*** Begin section ***
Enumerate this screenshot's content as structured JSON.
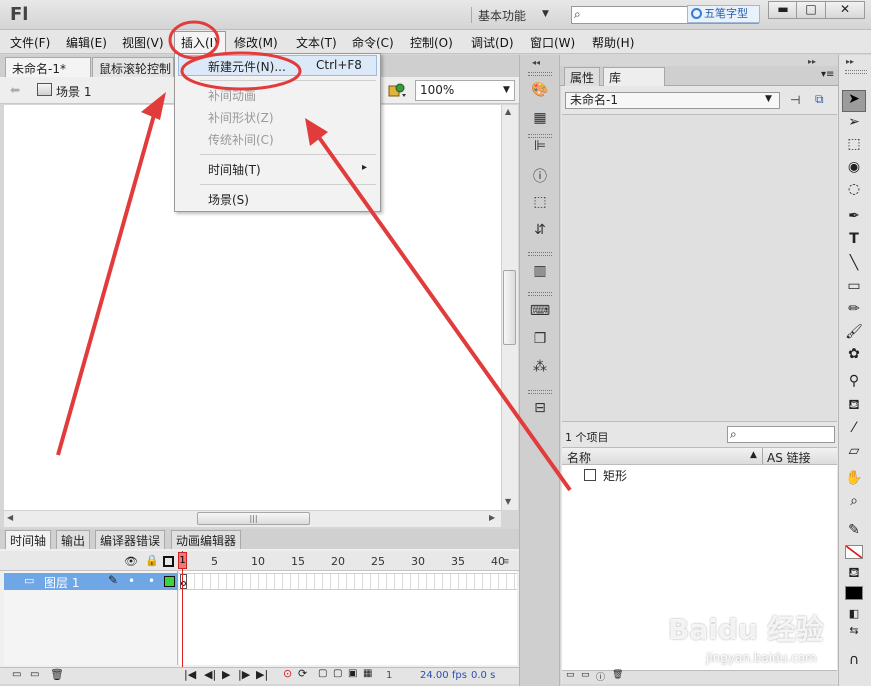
{
  "title_bar": {
    "app_logo": "Fl",
    "workspace": "基本功能",
    "search_placeholder": "",
    "watermark_badge": "五笔字型",
    "min_button": "▬",
    "restore_button": "□",
    "close_button": "✕"
  },
  "menu": {
    "items": [
      "文件(F)",
      "编辑(E)",
      "视图(V)",
      "插入(I)",
      "修改(M)",
      "文本(T)",
      "命令(C)",
      "控制(O)",
      "调试(D)",
      "窗口(W)",
      "帮助(H)"
    ]
  },
  "insert_menu": {
    "items": [
      {
        "label": "新建元件(N)...",
        "shortcut": "Ctrl+F8",
        "enabled": true
      },
      {
        "label": "补间动画",
        "enabled": false
      },
      {
        "label": "补间形状(Z)",
        "enabled": false
      },
      {
        "label": "传统补间(C)",
        "enabled": false
      },
      {
        "label": "时间轴(T)",
        "enabled": true,
        "submenu": "▸"
      },
      {
        "label": "场景(S)",
        "enabled": true
      }
    ]
  },
  "doc_tabs": [
    "未命名-1*",
    "鼠标滚轮控制"
  ],
  "edit_bar": {
    "scene": "场景 1",
    "zoom": "100%"
  },
  "timeline": {
    "tabs": [
      "时间轴",
      "输出",
      "编译器错误",
      "动画编辑器"
    ],
    "frame_numbers": [
      "1",
      "5",
      "10",
      "15",
      "20",
      "25",
      "30",
      "35",
      "40"
    ],
    "layer_name": "图层 1",
    "current_frame": "1",
    "fps": "24.00",
    "fps_unit": "fps",
    "time": "0.0 s"
  },
  "right_panel": {
    "tabs": [
      "属性",
      "库"
    ],
    "library_doc": "未命名-1",
    "item_count": "1 个项目",
    "col_name": "名称",
    "col_linkage": "AS 链接",
    "items": [
      "矩形"
    ]
  },
  "footer": {
    "baidu": "Baidu 经验",
    "url": "jingyan.baidu.com"
  },
  "colors": {
    "annotation_red": "#e23b3b",
    "layer_highlight": "#6ea6e6",
    "playhead": "#e02020"
  }
}
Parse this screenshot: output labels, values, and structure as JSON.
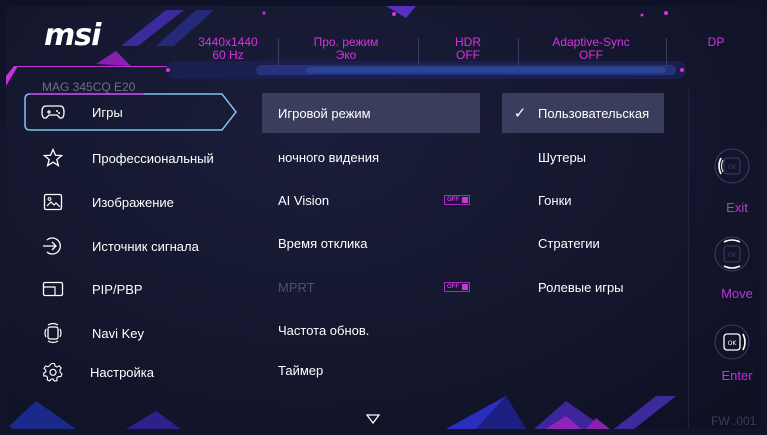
{
  "brand": {
    "logo": "msi",
    "model": "MAG 345CQ E20",
    "firmware": "FW .001"
  },
  "status_bar": [
    {
      "line1": "3440x1440",
      "line2": "60 Hz"
    },
    {
      "line1": "Про. режим",
      "line2": "Эко"
    },
    {
      "line1": "HDR",
      "line2": "OFF"
    },
    {
      "line1": "Adaptive-Sync",
      "line2": "OFF"
    },
    {
      "line1": "DP",
      "line2": ""
    }
  ],
  "menu": [
    {
      "label": "Игры",
      "icon": "gamepad-icon",
      "selected": true
    },
    {
      "label": "Профессиональный",
      "icon": "star-icon"
    },
    {
      "label": "Изображение",
      "icon": "image-icon"
    },
    {
      "label": "Источник сигнала",
      "icon": "input-source-icon"
    },
    {
      "label": "PIP/PBP",
      "icon": "pip-icon"
    },
    {
      "label": "Navi Key",
      "icon": "navi-key-icon"
    },
    {
      "label": "Настройка",
      "icon": "gear-icon"
    }
  ],
  "submenu": [
    {
      "label": "Игровой режим",
      "selected": true
    },
    {
      "label": "ночного видения"
    },
    {
      "label": "AI Vision",
      "toggle": "OFF"
    },
    {
      "label": "Время отклика"
    },
    {
      "label": "MPRT",
      "toggle": "OFF",
      "disabled": true
    },
    {
      "label": "Частота обнов."
    },
    {
      "label": "Таймер"
    }
  ],
  "options": [
    {
      "label": "Пользовательская",
      "selected": true,
      "icon": "checkmark-icon"
    },
    {
      "label": "Шутеры"
    },
    {
      "label": "Гонки"
    },
    {
      "label": "Стратегии"
    },
    {
      "label": "Ролевые игры"
    }
  ],
  "navigation": {
    "exit": "Exit",
    "move": "Move",
    "enter": "Enter"
  },
  "colors": {
    "accent": "#c233d8",
    "selected_bg": "#3a3d5c",
    "menu_outline": "#7ec3f0",
    "background": "#12142a"
  }
}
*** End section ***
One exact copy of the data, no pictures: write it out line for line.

Enumerate this screenshot's content as structured JSON.
{
  "title_bar": {
    "app_logo": "Fl",
    "workspace": "基本功能",
    "search_placeholder": "",
    "watermark_badge": "五笔字型",
    "min_button": "▬",
    "restore_button": "□",
    "close_button": "✕"
  },
  "menu": {
    "items": [
      "文件(F)",
      "编辑(E)",
      "视图(V)",
      "插入(I)",
      "修改(M)",
      "文本(T)",
      "命令(C)",
      "控制(O)",
      "调试(D)",
      "窗口(W)",
      "帮助(H)"
    ]
  },
  "insert_menu": {
    "items": [
      {
        "label": "新建元件(N)...",
        "shortcut": "Ctrl+F8",
        "enabled": true
      },
      {
        "label": "补间动画",
        "enabled": false
      },
      {
        "label": "补间形状(Z)",
        "enabled": false
      },
      {
        "label": "传统补间(C)",
        "enabled": false
      },
      {
        "label": "时间轴(T)",
        "enabled": true,
        "submenu": "▸"
      },
      {
        "label": "场景(S)",
        "enabled": true
      }
    ]
  },
  "doc_tabs": [
    "未命名-1*",
    "鼠标滚轮控制"
  ],
  "edit_bar": {
    "scene": "场景 1",
    "zoom": "100%"
  },
  "timeline": {
    "tabs": [
      "时间轴",
      "输出",
      "编译器错误",
      "动画编辑器"
    ],
    "frame_numbers": [
      "1",
      "5",
      "10",
      "15",
      "20",
      "25",
      "30",
      "35",
      "40"
    ],
    "layer_name": "图层 1",
    "current_frame": "1",
    "fps": "24.00",
    "fps_unit": "fps",
    "time": "0.0 s"
  },
  "right_panel": {
    "tabs": [
      "属性",
      "库"
    ],
    "library_doc": "未命名-1",
    "item_count": "1 个项目",
    "col_name": "名称",
    "col_linkage": "AS 链接",
    "items": [
      "矩形"
    ]
  },
  "footer": {
    "baidu": "Baidu 经验",
    "url": "jingyan.baidu.com"
  },
  "colors": {
    "annotation_red": "#e23b3b",
    "layer_highlight": "#6ea6e6",
    "playhead": "#e02020"
  }
}
Parse this screenshot: output labels, values, and structure as JSON.
{
  "brand": {
    "logo": "msi",
    "model": "MAG 345CQ E20",
    "firmware": "FW .001"
  },
  "status_bar": [
    {
      "line1": "3440x1440",
      "line2": "60 Hz"
    },
    {
      "line1": "Про. режим",
      "line2": "Эко"
    },
    {
      "line1": "HDR",
      "line2": "OFF"
    },
    {
      "line1": "Adaptive-Sync",
      "line2": "OFF"
    },
    {
      "line1": "DP",
      "line2": ""
    }
  ],
  "menu": [
    {
      "label": "Игры",
      "icon": "gamepad-icon",
      "selected": true
    },
    {
      "label": "Профессиональный",
      "icon": "star-icon"
    },
    {
      "label": "Изображение",
      "icon": "image-icon"
    },
    {
      "label": "Источник сигнала",
      "icon": "input-source-icon"
    },
    {
      "label": "PIP/PBP",
      "icon": "pip-icon"
    },
    {
      "label": "Navi Key",
      "icon": "navi-key-icon"
    },
    {
      "label": "Настройка",
      "icon": "gear-icon"
    }
  ],
  "submenu": [
    {
      "label": "Игровой режим",
      "selected": true
    },
    {
      "label": "ночного видения"
    },
    {
      "label": "AI Vision",
      "toggle": "OFF"
    },
    {
      "label": "Время отклика"
    },
    {
      "label": "MPRT",
      "toggle": "OFF",
      "disabled": true
    },
    {
      "label": "Частота обнов."
    },
    {
      "label": "Таймер"
    }
  ],
  "options": [
    {
      "label": "Пользовательская",
      "selected": true,
      "icon": "checkmark-icon"
    },
    {
      "label": "Шутеры"
    },
    {
      "label": "Гонки"
    },
    {
      "label": "Стратегии"
    },
    {
      "label": "Ролевые игры"
    }
  ],
  "navigation": {
    "exit": "Exit",
    "move": "Move",
    "enter": "Enter"
  },
  "colors": {
    "accent": "#c233d8",
    "selected_bg": "#3a3d5c",
    "menu_outline": "#7ec3f0",
    "background": "#12142a"
  }
}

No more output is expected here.